Dan Weinberg’s passion is social justice. Perhaps it was only a matter of time before he would find himself heading up an organization that exclusively addresses social justice.
While serving in the Montana State Senate from 2005 to 2009, Weinberg became aware of some important issues in Montana’s criminal justice system. Several incarcerated people had been found to be innocent in Montana. Also, for 19 years the State Crime Lab had been giving false testimony involving forensic hair analysis. Upon doing some research on these and other topics, he learned about the Innocence Network, a nationwide group of local organizations that work to exonerate the innocent and reform criminal justice policy. Since Montana had no such organization, Weinberg founded the Montana Innocence Project (MTIP) in 2008 and has served as the MTIP Board President since that time.
Joining with Jessie McQuillan, MTIP’s founding executive director, MTIP established a home in several vacant offices in the University of Montana School of Law. The location was perfect as an important part of MTIP’s mission is to instruct university students on how to do this important work. MTIP works with students from the schools of law, journalism, criminal justice, social work and paralegal studies. They provide vital help in screening and investigating cases.
Weinberg had a life before founding MTIP and becoming its board president. With his life-long interest in social justice, he joined the United States Peace Corps and served two years in Kenya. After Kenya, he lived in Southern Spain for four years, writing article about travel, economics and politics in Spain, North Africa and West Africa.
With travel out of his system, Weinberg returned to the U.S. and eventually earned a MA in Counseling, a MA in Clinical Psychology and a Ph.D. in Clinical Psychology. He worked in many clinical settings, the first of which was the maximum security section of a California prison. He later worked in child and family therapy as well as the University of California-Davis School of Medicine in Sacramento.
Moving to Montana in 2000, Weinberg began work on the Wave, a non-profit aquatic and fitness facility in Whitefish. Taking the lead role raising funds and planning the Wave, he opened it for business in February of 2005. He remains on their Board of Directors.
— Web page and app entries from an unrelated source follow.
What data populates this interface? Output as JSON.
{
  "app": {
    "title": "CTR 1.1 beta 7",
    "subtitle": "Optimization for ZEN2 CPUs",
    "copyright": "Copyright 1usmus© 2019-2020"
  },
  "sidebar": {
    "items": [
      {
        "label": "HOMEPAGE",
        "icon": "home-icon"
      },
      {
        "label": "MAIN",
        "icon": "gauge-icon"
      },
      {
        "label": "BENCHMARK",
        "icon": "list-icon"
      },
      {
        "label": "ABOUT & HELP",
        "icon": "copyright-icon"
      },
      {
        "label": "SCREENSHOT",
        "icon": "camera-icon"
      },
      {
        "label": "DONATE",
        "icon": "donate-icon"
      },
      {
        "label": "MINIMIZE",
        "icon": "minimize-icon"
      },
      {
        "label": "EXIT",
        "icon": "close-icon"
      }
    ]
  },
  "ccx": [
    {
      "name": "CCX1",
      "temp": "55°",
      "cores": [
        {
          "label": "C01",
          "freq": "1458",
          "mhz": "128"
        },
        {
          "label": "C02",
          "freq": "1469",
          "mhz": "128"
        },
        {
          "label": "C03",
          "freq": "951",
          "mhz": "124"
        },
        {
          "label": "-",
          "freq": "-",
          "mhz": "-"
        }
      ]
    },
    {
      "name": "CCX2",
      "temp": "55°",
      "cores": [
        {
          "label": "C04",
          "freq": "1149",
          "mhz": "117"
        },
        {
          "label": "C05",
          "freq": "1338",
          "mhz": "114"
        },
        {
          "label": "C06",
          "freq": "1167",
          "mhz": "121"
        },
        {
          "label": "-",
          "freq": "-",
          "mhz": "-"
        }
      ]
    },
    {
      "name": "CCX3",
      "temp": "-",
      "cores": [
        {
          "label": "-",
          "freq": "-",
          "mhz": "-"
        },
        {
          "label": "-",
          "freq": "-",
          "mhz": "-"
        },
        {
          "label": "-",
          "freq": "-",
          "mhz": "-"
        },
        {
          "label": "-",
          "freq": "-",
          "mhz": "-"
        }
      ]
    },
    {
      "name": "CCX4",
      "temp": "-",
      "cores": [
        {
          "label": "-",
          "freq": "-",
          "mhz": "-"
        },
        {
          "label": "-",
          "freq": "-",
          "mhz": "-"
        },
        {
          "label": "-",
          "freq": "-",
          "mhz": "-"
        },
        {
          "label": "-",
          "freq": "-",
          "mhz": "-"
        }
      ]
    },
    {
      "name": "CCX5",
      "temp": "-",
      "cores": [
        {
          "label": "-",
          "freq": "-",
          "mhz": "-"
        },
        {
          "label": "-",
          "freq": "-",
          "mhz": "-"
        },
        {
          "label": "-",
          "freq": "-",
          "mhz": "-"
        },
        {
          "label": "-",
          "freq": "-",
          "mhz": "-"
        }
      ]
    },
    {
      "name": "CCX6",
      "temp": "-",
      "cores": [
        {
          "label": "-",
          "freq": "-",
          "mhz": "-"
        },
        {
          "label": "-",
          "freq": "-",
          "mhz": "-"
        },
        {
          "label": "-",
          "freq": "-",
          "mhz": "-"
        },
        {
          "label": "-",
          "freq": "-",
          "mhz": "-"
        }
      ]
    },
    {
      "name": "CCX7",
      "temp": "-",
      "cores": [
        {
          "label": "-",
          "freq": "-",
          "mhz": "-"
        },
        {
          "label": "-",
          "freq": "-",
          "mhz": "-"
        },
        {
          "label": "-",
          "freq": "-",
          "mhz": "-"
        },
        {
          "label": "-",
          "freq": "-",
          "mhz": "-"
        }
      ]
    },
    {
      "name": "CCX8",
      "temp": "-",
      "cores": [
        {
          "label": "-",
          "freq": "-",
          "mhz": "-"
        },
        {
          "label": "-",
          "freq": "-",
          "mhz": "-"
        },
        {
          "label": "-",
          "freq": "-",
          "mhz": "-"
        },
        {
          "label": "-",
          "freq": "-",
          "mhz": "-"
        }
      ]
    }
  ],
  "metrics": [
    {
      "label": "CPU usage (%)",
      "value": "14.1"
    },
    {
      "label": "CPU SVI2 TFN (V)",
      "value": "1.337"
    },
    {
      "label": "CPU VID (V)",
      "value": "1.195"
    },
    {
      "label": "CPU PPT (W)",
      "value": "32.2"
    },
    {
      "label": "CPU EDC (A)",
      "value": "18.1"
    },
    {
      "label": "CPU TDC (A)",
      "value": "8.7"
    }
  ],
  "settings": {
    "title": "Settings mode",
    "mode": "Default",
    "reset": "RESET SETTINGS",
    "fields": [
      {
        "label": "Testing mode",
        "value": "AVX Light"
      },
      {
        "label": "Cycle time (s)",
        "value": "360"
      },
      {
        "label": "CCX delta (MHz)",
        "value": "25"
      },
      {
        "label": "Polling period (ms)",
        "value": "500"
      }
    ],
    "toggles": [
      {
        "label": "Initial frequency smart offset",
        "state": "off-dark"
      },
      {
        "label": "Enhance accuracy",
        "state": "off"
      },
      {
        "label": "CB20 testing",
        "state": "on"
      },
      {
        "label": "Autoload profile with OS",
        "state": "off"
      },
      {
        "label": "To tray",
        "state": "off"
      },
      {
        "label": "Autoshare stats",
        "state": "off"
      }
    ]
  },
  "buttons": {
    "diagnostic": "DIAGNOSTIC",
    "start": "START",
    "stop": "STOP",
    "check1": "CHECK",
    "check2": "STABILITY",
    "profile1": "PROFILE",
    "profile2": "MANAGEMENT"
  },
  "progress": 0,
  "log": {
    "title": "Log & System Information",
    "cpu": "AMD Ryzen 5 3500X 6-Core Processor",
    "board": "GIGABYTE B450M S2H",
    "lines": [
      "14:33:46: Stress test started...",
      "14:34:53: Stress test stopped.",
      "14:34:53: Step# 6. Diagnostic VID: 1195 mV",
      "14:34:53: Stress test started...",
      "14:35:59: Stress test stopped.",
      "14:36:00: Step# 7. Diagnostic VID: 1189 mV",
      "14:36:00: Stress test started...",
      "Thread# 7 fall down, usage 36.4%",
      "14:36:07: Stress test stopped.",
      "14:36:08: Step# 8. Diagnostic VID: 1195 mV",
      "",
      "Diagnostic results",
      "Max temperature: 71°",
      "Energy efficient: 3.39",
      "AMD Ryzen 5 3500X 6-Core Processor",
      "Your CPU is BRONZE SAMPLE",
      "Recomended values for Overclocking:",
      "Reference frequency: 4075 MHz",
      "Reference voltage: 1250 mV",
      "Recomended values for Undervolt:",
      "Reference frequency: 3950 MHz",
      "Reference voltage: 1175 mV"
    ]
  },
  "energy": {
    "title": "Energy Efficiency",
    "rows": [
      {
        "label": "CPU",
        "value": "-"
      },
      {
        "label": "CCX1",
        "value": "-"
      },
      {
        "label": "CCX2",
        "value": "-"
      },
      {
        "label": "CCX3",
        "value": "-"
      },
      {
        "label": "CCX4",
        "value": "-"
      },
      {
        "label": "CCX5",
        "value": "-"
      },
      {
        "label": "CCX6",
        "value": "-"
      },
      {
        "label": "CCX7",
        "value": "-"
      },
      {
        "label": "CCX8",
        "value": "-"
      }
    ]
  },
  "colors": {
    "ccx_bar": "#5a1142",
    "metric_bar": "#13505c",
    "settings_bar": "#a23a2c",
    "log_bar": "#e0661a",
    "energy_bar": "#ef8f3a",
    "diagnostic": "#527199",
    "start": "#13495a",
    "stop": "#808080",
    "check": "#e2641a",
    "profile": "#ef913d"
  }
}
The facility has a membership over 6000.
Weinberg wanted to save the best for last: In May 2016 his first grandchild was born, Owen Daniel Weinberg. He also is a proud father of his son, Zachary, daughter, Abigail, and daughter-in-law Amy.